The major symbol of the window of Good Shepherd Lutheran Church is Martin Luther’s seal. Luther, who developed the seal from his family’s coat of arms, said that the seal summarized his teaching. Luther explained in his letter to the town clerk of Nürnberg:


  • “First, there was to be a black cross set upon a heart which would have its natural color (red), in order to remind myself that it is faith in Him who was crucified which saves us. For the righteous shall live by faith, namely, by faith in Him who was crucified.” (See Romans 1:17, 3:21-24, 10:8-10).
  • “The heart is placed on a white rose to show that faith brings forth joy, comfort, and peace. This is why the rose must be white – not red – for white is the color of the blessed and of all angels.” (See Revelation 3:4-5, 6:9-11, 7:9-10, 12-17.)
  • “This rose should be placed on a field tinted with hues of heaven to signify that the joy and faith of the world to come have already begun to bloom here below.” (See 1 Peter 1:3-7).
  • “In this field, there is also a gold ring to show that the bliss of heaven endures forever and knows no end, and that its joys and possessions are far above all earthly pleasure, even as gold is the loftiest and most precious of all metals.” (See Matthew 6:19-21, Revelation 22:1-5).

Even though Luther’s seal is central to the window, each section hold its own symbol.
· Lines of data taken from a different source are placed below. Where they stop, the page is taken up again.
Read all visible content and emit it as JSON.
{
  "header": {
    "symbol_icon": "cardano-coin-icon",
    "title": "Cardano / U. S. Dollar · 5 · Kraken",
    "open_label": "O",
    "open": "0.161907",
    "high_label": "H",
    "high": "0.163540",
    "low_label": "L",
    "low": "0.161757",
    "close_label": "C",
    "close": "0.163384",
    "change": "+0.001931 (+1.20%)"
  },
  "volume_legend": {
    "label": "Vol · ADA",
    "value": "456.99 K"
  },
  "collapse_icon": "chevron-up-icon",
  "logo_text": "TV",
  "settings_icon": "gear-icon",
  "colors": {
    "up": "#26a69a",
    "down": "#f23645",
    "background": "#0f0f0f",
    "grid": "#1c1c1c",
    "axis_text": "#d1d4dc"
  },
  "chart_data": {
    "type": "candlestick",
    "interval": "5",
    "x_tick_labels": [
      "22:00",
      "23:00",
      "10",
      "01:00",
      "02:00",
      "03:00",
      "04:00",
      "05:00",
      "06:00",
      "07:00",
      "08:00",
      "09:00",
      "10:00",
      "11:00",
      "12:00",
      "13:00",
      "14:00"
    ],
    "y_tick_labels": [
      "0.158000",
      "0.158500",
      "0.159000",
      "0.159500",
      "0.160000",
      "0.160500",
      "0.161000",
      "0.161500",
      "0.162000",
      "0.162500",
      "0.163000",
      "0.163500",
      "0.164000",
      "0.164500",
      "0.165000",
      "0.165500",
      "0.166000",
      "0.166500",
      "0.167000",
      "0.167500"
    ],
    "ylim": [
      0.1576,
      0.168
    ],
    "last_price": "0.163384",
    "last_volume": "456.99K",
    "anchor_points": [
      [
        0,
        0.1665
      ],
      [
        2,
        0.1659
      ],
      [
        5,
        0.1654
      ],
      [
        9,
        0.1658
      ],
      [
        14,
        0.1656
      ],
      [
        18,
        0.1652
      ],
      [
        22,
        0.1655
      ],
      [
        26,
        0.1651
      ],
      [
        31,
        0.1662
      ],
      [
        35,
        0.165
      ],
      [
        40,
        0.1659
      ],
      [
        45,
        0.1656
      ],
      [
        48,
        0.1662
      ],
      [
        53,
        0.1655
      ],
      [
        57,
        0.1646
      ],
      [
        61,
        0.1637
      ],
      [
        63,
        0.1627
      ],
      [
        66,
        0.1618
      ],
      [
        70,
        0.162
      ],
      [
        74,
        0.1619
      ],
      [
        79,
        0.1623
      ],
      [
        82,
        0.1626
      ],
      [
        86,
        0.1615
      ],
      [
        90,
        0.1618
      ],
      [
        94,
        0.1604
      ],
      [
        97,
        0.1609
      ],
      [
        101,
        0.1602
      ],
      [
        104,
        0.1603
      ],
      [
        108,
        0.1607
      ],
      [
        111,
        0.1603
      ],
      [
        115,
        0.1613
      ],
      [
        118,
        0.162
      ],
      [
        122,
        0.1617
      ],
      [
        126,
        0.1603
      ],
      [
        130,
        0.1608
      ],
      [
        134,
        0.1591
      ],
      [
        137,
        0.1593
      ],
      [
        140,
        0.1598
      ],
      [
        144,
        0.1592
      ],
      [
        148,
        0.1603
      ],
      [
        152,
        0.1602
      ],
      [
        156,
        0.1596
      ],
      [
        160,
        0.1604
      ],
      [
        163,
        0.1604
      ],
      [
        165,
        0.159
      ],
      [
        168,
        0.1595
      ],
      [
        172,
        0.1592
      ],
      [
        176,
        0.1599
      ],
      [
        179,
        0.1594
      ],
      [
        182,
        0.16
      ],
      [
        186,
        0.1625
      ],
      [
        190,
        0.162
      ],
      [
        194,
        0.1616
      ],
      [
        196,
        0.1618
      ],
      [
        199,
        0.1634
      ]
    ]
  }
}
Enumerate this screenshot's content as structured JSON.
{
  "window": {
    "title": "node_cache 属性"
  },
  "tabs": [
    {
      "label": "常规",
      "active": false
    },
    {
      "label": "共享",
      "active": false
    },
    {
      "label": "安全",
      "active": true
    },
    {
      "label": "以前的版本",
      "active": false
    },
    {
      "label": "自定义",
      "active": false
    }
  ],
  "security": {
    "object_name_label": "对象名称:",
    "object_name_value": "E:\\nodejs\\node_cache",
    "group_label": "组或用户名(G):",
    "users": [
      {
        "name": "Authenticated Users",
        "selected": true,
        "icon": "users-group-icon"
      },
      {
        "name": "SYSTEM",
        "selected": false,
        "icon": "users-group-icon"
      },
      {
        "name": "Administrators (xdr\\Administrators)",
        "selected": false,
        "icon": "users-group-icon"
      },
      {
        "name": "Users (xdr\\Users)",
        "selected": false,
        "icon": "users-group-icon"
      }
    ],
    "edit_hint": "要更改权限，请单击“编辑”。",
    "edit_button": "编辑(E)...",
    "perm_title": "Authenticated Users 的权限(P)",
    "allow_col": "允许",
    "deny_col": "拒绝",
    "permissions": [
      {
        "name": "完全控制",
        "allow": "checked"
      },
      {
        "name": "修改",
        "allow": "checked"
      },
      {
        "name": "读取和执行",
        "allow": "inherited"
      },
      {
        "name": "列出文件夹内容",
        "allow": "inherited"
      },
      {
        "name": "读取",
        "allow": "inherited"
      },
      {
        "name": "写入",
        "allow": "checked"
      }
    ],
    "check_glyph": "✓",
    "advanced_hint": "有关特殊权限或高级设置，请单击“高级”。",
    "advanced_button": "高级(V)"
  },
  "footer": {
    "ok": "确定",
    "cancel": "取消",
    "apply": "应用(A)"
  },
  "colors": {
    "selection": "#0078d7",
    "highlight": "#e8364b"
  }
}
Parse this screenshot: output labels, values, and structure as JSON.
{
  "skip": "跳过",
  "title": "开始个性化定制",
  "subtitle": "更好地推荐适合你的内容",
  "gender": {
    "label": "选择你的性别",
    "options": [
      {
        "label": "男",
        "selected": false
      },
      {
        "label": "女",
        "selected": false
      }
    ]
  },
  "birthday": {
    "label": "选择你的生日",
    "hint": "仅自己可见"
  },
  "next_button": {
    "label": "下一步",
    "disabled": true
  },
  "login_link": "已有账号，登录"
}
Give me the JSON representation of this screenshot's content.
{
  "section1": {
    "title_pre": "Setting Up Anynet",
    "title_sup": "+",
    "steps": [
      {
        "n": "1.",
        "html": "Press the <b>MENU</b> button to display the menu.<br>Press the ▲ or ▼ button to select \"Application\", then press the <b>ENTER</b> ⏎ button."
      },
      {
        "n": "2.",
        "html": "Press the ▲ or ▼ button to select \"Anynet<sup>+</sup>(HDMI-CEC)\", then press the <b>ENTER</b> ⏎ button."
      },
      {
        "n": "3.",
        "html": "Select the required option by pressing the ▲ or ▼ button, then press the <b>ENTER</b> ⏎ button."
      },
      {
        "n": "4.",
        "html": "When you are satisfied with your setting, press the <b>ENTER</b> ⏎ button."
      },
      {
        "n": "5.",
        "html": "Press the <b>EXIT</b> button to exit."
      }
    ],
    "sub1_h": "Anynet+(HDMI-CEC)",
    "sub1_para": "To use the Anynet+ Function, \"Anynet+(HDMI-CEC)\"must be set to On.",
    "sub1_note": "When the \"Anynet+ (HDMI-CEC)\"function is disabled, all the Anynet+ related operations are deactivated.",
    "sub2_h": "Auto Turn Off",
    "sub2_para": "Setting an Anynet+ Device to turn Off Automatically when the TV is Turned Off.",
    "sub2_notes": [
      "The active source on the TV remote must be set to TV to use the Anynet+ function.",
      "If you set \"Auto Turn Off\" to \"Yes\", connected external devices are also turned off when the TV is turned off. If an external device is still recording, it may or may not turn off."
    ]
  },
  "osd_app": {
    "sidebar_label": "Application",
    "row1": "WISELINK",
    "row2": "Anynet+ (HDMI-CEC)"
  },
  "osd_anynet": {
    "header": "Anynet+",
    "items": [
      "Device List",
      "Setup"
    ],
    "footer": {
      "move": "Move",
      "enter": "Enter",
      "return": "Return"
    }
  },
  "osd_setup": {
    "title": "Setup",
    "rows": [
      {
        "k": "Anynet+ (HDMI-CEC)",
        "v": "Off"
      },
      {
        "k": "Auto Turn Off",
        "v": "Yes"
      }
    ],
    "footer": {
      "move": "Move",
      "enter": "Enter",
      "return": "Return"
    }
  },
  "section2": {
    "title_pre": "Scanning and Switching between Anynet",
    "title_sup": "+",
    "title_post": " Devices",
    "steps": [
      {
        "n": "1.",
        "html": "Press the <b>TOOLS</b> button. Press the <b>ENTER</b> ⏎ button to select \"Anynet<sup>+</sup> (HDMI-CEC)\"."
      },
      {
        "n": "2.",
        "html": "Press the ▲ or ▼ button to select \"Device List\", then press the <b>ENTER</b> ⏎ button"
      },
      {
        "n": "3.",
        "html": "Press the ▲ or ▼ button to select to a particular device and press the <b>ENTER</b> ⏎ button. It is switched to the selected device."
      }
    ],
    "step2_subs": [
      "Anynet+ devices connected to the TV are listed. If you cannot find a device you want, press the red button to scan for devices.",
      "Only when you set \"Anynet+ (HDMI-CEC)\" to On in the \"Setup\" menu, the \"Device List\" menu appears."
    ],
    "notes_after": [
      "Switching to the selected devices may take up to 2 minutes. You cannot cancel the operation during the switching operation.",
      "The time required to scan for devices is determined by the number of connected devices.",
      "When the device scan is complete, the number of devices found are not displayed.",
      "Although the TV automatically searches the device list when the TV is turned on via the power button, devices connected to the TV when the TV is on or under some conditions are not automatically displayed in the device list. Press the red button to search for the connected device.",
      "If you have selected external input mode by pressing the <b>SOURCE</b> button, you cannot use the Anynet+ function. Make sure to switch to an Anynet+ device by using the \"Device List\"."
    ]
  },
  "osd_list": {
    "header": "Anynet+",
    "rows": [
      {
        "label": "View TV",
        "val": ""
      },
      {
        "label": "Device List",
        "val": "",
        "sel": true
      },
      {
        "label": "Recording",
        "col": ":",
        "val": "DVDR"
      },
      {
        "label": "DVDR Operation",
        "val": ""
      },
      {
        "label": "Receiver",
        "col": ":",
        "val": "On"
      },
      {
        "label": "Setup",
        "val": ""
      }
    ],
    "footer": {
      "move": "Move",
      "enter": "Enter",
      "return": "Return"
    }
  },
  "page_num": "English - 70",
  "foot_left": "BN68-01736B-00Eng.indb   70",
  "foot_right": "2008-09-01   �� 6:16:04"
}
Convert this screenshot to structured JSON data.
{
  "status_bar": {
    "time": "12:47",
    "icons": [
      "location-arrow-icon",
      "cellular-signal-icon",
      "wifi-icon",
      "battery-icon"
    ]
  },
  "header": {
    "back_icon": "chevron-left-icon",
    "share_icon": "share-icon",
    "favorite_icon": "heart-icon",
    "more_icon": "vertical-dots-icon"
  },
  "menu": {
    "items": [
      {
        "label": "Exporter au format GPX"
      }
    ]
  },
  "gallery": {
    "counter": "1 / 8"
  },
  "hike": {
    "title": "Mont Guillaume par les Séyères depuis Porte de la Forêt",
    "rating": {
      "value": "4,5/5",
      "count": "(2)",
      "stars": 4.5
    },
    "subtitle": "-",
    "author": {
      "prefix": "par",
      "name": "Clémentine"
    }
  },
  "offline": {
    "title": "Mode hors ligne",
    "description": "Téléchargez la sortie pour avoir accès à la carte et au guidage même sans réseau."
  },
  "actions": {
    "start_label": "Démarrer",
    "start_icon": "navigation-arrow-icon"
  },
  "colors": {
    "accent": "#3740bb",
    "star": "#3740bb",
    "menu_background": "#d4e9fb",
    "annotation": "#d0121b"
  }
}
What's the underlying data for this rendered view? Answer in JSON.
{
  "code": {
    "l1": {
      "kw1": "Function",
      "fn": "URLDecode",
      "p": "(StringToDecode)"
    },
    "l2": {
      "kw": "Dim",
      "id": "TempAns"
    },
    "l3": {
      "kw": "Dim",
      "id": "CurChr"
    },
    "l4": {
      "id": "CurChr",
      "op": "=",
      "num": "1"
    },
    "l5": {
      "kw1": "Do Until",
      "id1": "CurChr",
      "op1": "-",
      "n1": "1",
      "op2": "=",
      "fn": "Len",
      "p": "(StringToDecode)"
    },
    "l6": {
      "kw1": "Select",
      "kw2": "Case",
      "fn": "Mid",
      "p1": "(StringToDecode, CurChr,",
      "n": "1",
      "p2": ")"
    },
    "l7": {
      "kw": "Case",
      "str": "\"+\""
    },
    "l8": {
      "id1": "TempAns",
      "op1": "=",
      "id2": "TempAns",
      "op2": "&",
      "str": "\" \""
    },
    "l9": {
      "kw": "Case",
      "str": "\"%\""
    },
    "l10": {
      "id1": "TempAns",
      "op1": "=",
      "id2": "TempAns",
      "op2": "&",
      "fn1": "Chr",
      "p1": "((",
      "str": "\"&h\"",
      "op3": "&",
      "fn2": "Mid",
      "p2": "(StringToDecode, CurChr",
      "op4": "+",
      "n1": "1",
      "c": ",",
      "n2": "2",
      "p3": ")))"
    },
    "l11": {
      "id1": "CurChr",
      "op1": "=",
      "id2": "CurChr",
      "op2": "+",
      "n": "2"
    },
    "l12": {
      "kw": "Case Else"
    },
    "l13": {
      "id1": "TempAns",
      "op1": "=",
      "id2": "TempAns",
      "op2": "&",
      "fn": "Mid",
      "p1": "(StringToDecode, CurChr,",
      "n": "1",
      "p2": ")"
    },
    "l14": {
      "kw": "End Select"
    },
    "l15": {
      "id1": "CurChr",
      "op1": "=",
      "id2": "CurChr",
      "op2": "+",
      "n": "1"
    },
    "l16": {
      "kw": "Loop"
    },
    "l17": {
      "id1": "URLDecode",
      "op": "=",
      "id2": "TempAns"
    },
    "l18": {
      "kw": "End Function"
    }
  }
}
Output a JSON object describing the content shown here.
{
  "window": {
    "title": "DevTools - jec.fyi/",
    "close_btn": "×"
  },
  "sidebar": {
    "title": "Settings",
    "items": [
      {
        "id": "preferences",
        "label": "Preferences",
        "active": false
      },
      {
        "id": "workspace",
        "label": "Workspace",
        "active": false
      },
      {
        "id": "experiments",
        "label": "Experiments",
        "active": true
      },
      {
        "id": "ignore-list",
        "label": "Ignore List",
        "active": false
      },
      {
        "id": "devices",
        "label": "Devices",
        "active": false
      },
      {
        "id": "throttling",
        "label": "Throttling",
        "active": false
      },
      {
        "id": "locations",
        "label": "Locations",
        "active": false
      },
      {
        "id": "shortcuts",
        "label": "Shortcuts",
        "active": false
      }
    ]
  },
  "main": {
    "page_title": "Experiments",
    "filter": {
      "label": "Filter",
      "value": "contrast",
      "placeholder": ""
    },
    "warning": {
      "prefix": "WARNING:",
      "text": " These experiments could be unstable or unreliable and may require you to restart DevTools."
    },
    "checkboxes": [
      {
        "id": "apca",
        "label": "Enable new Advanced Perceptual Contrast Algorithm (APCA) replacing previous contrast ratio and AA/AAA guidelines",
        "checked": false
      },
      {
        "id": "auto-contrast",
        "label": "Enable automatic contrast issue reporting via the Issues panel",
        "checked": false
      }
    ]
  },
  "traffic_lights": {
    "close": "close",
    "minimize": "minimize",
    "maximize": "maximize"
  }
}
Beginning at the top section and moving clockwise:

  • Head and torso of Jesus, the Good Shepherd, holding to his bosom a small lamb;
  • Tower of Wittenberg Castle where Luther nailed his 95 Theses – the document that ignited the great Reformation;
  • Arched door and scroll, representing the 95 Theses and the chapel door to which they were nailed;
  • Feet of Christ, the Good Shepherd, whose footstool and dominion is all creation;
  • Hammer and nail by which Luther hung his 95 Theses;
  • Shepherd’s staff in the right hand of Jesus. As the Good Shepherd, Christ reaches out to gather all who are lost and gone astray.

Revolving around the central panel are expressions of Lutheranism including Luther’s seal, the dramatic events which led to the Reformation and the end of the Dark Age of Christianity, and the Good Shepherd which relates to the humility of Christ and His devotion to His sheep. In like manner, the Church today strives to be a great watchtower with two lancet windows to transmit the light of the World as it was by the revelation of the Old and New Testaments.

At the crown of the tower are three pinnacles representing the triune Godhead – the Father, Son and Holy Spirit. The Church strives as well to be a triumphant arch established to proclaim the true faith of Jesus Christ. Further, the Church strives to be in subjection to Christ, to live at Christ’s feet: “How beautiful are the feet of those who bring Good News” (Romans 10:15).

The Church must continue to forge history and make an impact on the world today; to beat down, as it were, the images of an ungodly society. The Church must have a strong right arm to reach out to fallen humanity. Above all the Church must strive to lift up the headship of Christ – the Christ who surrendered to the will of the Father to die for humanity and all creation. “And I, when I am lifted up from the earth, will draw all people to myself.” (John 12:32)


The window and commentary are
provided by the artist who designed it,

Peter K. Eichhorn